Arizona athletic teams will wear patches with her number "00'' in
Meanwhile, returning to the practice court has helped the team
"That's what we live to do,'' Arnold said. "We love
basketball. Polkey wouldn't want us to sit around. She'd want us to
get on the court and start playing and working hard, because that's
what she did.''
Polk was one of 25 preseason candidates this season for the Wade Trophy,
presented to the country's outstanding woman college basketball
player. She was part of the 2003 U.S. women's team that won the
gold medal at the world championships for young women in Sibenik,
Croatia. After being slowed by a knee injury last season, she was
prepared for a big final college campaign and expected to be
drafted by the WNBA.
Senior guard Natalie Jones roomed with Polk as a freshman.
"When Polkey was here, she was kind of my backbone to
everything. When I'd go into the media room, she'd answer all the
hard questions,'' Jones said. "I was looking at myself and
wondering how am I going to lead this team. But I don't have to do
it by myself. There are a lot of young people on the team and they
are going to be right by my side.''
The Arizona women's basketball media guide last season had each
player answer a few light personal questions:
• The most interesting non-sports aspect of her life, Polk said:
"I like to buy shoes, lots of them!''
• Her advice to teammates? "Be yourself, don't let anyone
• The teammate most likely to have her back? "All of them!''
• The actress who would play her in a movie? "Nobody could play
me,'' she said, "because I'm original.''
The players are trying to get through the unanswerable question
of why this had to happen, why someone so alive, with that devilish
grin, would have to leave so soon.
"Polkey was a very kind person,'' Hollingsworth said. "She
loved children. She was very blunt about a lot of stuff. She wasn't
scared to tell you her true feelings, whether it was on AOL IMs
[instant messages], on the phone, whatever. I'm just going to miss
her smile and the advice that she'd give you every day, about life
or little things about basketball.''
Olson, a major college coach since 1973, said he could not
fathom what faces Bonvicini.
"It's not just the challenge of not having her but the
emotional thing, because not only was she so good, but she was so
popular with such a great team spirit,'' he said. "McKale was like

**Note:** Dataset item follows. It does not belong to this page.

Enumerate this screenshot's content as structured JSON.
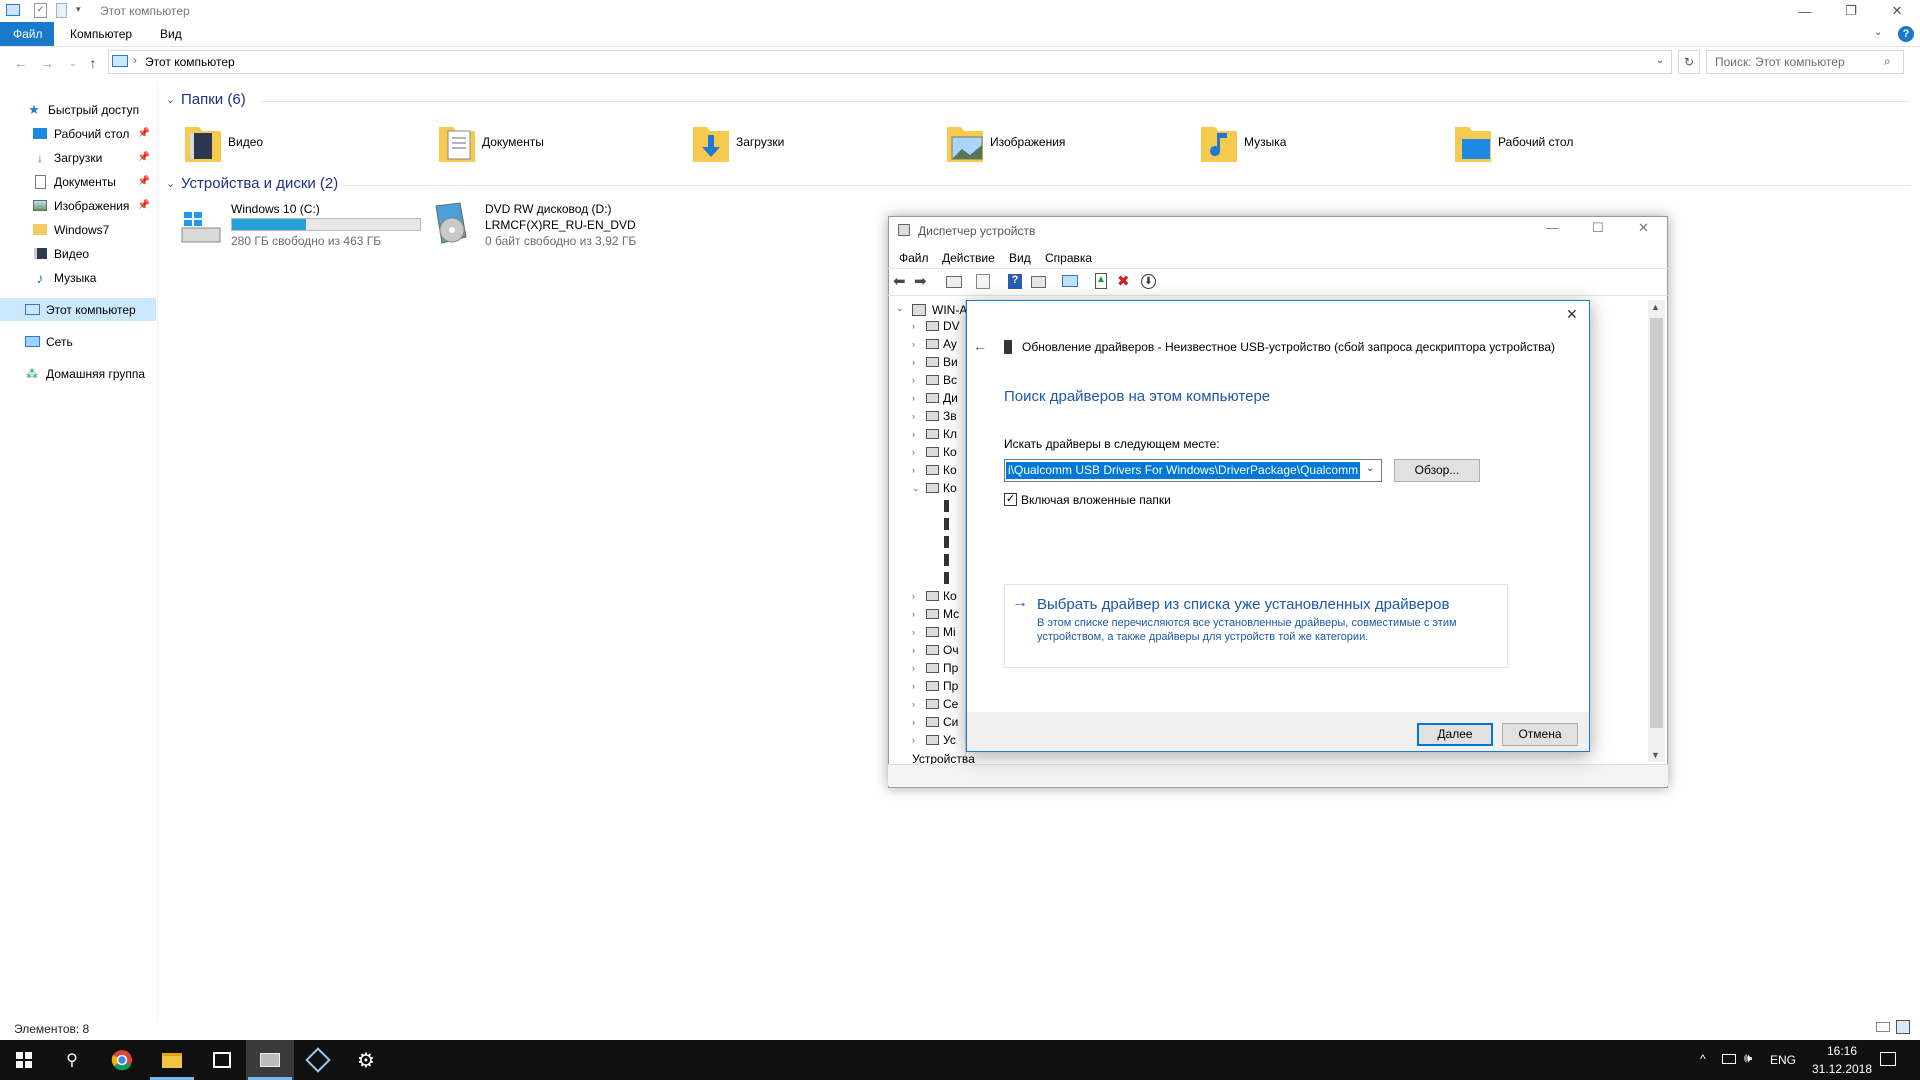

her home. It seemed like you couldn't come in here and not see
But Olson understands the pain, because he lost his wife of 47

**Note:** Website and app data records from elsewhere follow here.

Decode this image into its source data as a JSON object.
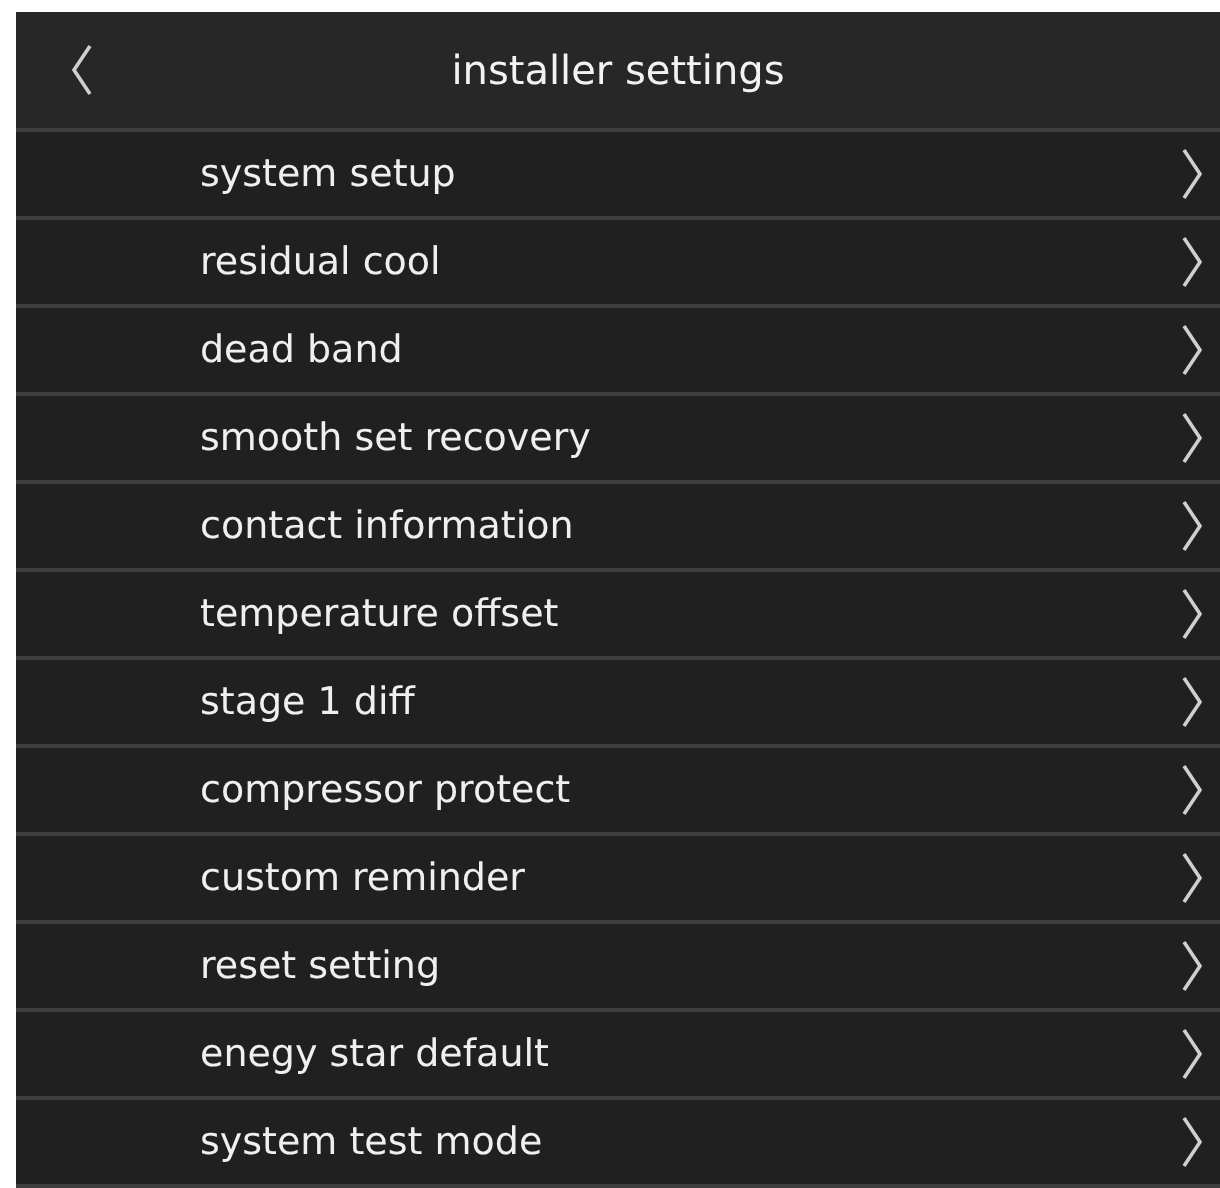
{
  "header": {
    "title": "installer settings"
  },
  "items": [
    {
      "label": "system setup"
    },
    {
      "label": "residual cool"
    },
    {
      "label": "dead band"
    },
    {
      "label": "smooth set recovery"
    },
    {
      "label": "contact information"
    },
    {
      "label": "temperature offset"
    },
    {
      "label": "stage 1 diff"
    },
    {
      "label": "compressor protect"
    },
    {
      "label": "custom reminder"
    },
    {
      "label": "reset setting"
    },
    {
      "label": "enegy star default"
    },
    {
      "label": "system test mode"
    }
  ]
}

years, Bobbi, to cancer in the middle of the 2000-01 season.
"Sometimes, life isn't fair,'' he said.